Scan the material and copy every line in which "this" appears.

Task input:
------------------------
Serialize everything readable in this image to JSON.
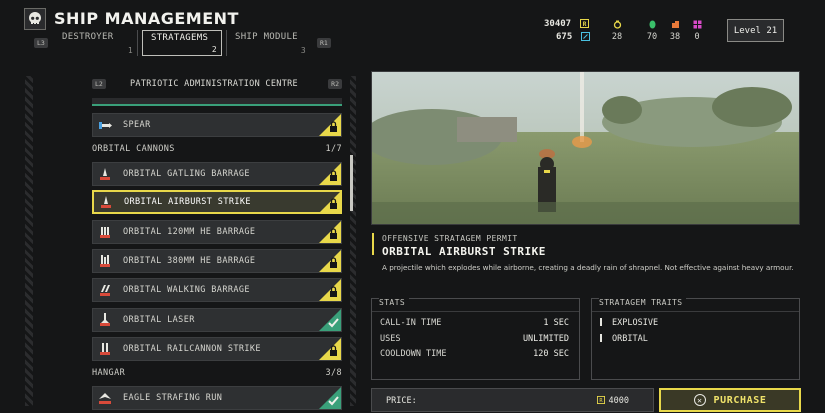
{
  "header": {
    "title": "SHIP MANAGEMENT",
    "kbd_left": "L3",
    "kbd_right": "R1",
    "tabs": [
      {
        "label": "DESTROYER",
        "num": "1"
      },
      {
        "label": "STRATAGEMS",
        "num": "2"
      },
      {
        "label": "SHIP MODULE",
        "num": "3"
      }
    ],
    "req_slips": "30407",
    "medals": "675",
    "samples": [
      "28",
      "70",
      "38",
      "0"
    ],
    "level": "Level 21"
  },
  "list": {
    "kbd_l": "L2",
    "kbd_r": "R2",
    "title": "PATRIOTIC ADMINISTRATION CENTRE",
    "spear": "SPEAR",
    "sections": [
      {
        "name": "ORBITAL CANNONS",
        "count": "1/7"
      },
      {
        "name": "HANGAR",
        "count": "3/8"
      }
    ],
    "items": [
      "ORBITAL GATLING BARRAGE",
      "ORBITAL AIRBURST STRIKE",
      "ORBITAL 120MM HE BARRAGE",
      "ORBITAL 380MM HE BARRAGE",
      "ORBITAL WALKING BARRAGE",
      "ORBITAL LASER",
      "ORBITAL RAILCANNON STRIKE"
    ],
    "eagle": "EAGLE STRAFING RUN"
  },
  "details": {
    "permit": "OFFENSIVE STRATAGEM PERMIT",
    "name": "ORBITAL AIRBURST STRIKE",
    "description": "A projectile which explodes while airborne, creating a deadly rain of shrapnel. Not effective against heavy armour.",
    "stats_title": "STATS",
    "stats": [
      {
        "label": "CALL-IN TIME",
        "value": "1 SEC"
      },
      {
        "label": "USES",
        "value": "UNLIMITED"
      },
      {
        "label": "COOLDOWN TIME",
        "value": "120 SEC"
      }
    ],
    "traits_title": "STRATAGEM TRAITS",
    "traits": [
      "EXPLOSIVE",
      "ORBITAL"
    ],
    "price_label": "PRICE:",
    "price_value": "4000",
    "purchase_label": "PURCHASE"
  },
  "colors": {
    "accent_yellow": "#e8d84a",
    "owned_green": "#3aa07a",
    "panel": "#2e3032"
  }
}
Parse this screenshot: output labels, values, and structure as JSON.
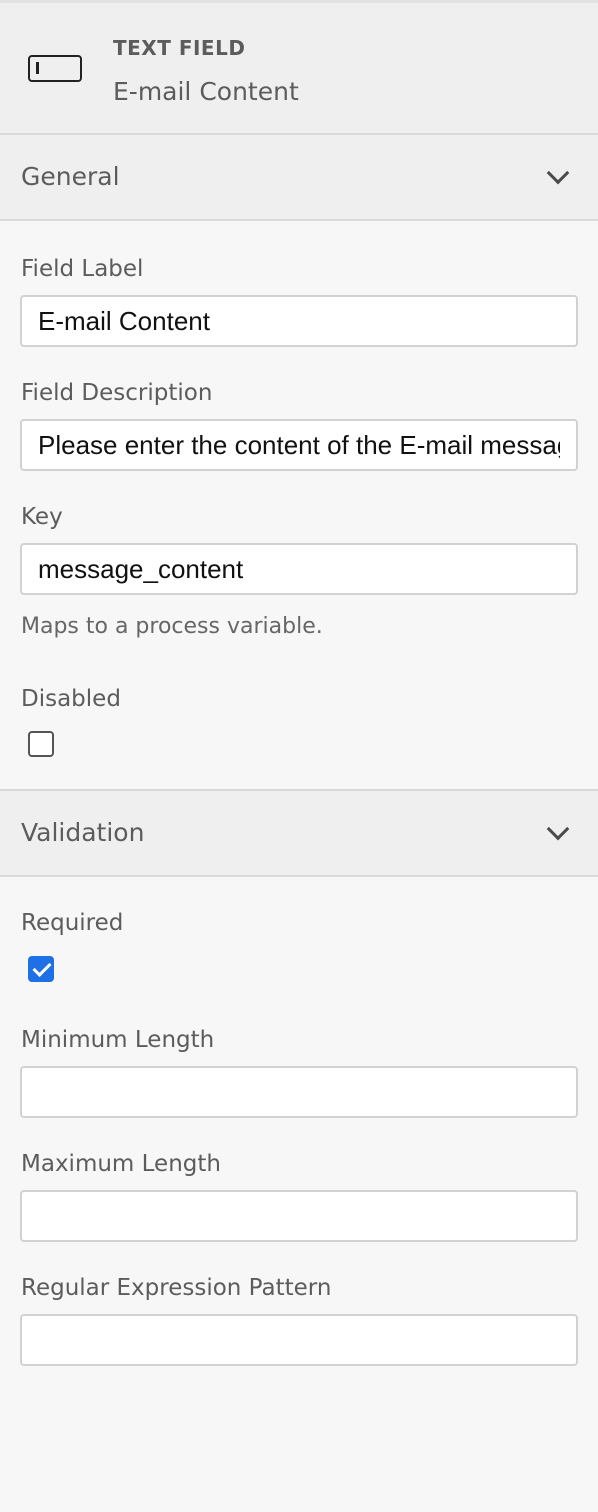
{
  "header": {
    "type_label": "TEXT FIELD",
    "element_name": "E-mail Content",
    "icon": "textfield-icon"
  },
  "groups": {
    "general": {
      "title": "General",
      "icon": "chevron-down-icon",
      "field_label": {
        "label": "Field Label",
        "value": "E-mail Content"
      },
      "field_description": {
        "label": "Field Description",
        "value": "Please enter the content of the E-mail message"
      },
      "key": {
        "label": "Key",
        "value": "message_content",
        "description": "Maps to a process variable."
      },
      "disabled": {
        "label": "Disabled",
        "checked": false
      }
    },
    "validation": {
      "title": "Validation",
      "icon": "chevron-down-icon",
      "required": {
        "label": "Required",
        "checked": true
      },
      "min_length": {
        "label": "Minimum Length",
        "value": ""
      },
      "max_length": {
        "label": "Maximum Length",
        "value": ""
      },
      "pattern": {
        "label": "Regular Expression Pattern",
        "value": ""
      }
    }
  },
  "colors": {
    "checkbox_checked": "#1f6fe6",
    "header_bg": "#efefef",
    "panel_bg": "#f7f7f7"
  }
}
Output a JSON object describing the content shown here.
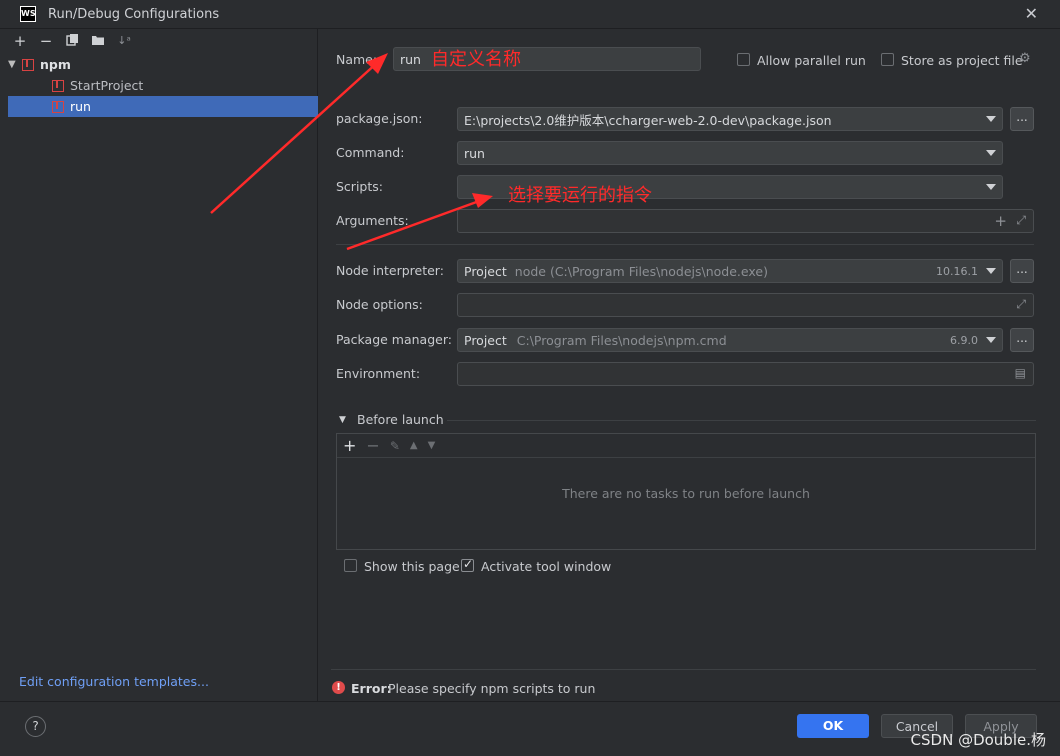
{
  "window": {
    "title": "Run/Debug Configurations",
    "logo": "WS"
  },
  "left_toolbar": {
    "icons": [
      "add-icon",
      "remove-icon",
      "copy-icon",
      "folder-icon",
      "sort-icon"
    ]
  },
  "tree": {
    "group": "npm",
    "items": [
      "StartProject",
      "run"
    ],
    "selected": "run"
  },
  "edit_templates_link": "Edit configuration templates...",
  "form": {
    "name_label": "Name:",
    "name_value": "run",
    "allow_parallel_label": "Allow parallel run",
    "store_project_label": "Store as project file",
    "package_json_label": "package.json:",
    "package_json_value": "E:\\projects\\2.0维护版本\\ccharger-web-2.0-dev\\package.json",
    "command_label": "Command:",
    "command_value": "run",
    "scripts_label": "Scripts:",
    "scripts_value": "",
    "arguments_label": "Arguments:",
    "node_interpreter_label": "Node interpreter:",
    "node_interpreter_prefix": "Project",
    "node_interpreter_value": "node (C:\\Program Files\\nodejs\\node.exe)",
    "node_version": "10.16.1",
    "node_options_label": "Node options:",
    "package_manager_label": "Package manager:",
    "package_manager_prefix": "Project",
    "package_manager_value": "C:\\Program Files\\nodejs\\npm.cmd",
    "package_manager_version": "6.9.0",
    "environment_label": "Environment:",
    "browse": "..."
  },
  "before_launch": {
    "title": "Before launch",
    "empty_text": "There are no tasks to run before launch"
  },
  "options": {
    "show_page_label": "Show this page",
    "show_page_checked": false,
    "activate_window_label": "Activate tool window",
    "activate_window_checked": true
  },
  "error": {
    "prefix": "Error:",
    "message": "Please specify npm scripts to run"
  },
  "annotations": {
    "name_note": "自定义名称",
    "scripts_note": "选择要运行的指令",
    "color": "#ff2a2a"
  },
  "footer": {
    "ok": "OK",
    "cancel": "Cancel",
    "apply": "Apply",
    "help": "?",
    "watermark": "CSDN @Double.杨"
  },
  "colors": {
    "accent": "#3574f0",
    "selection": "#3f6ab8",
    "error": "#e04b4b",
    "link": "#6f9ff5"
  }
}
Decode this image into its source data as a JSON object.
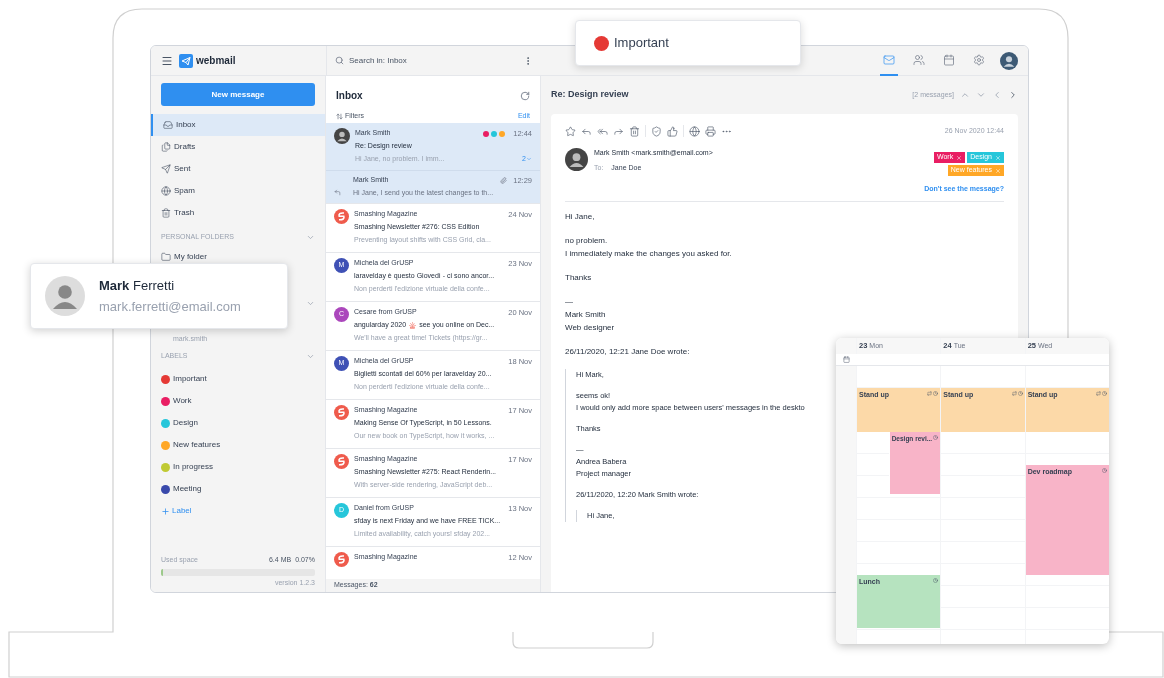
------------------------
Answer:
Serialize everything readable in this image to JSON.
Parse this screenshot: output labels, values, and structure as JSON.
    "show_page_label": "Show this page",
Decode this image into its source data as a JSON object.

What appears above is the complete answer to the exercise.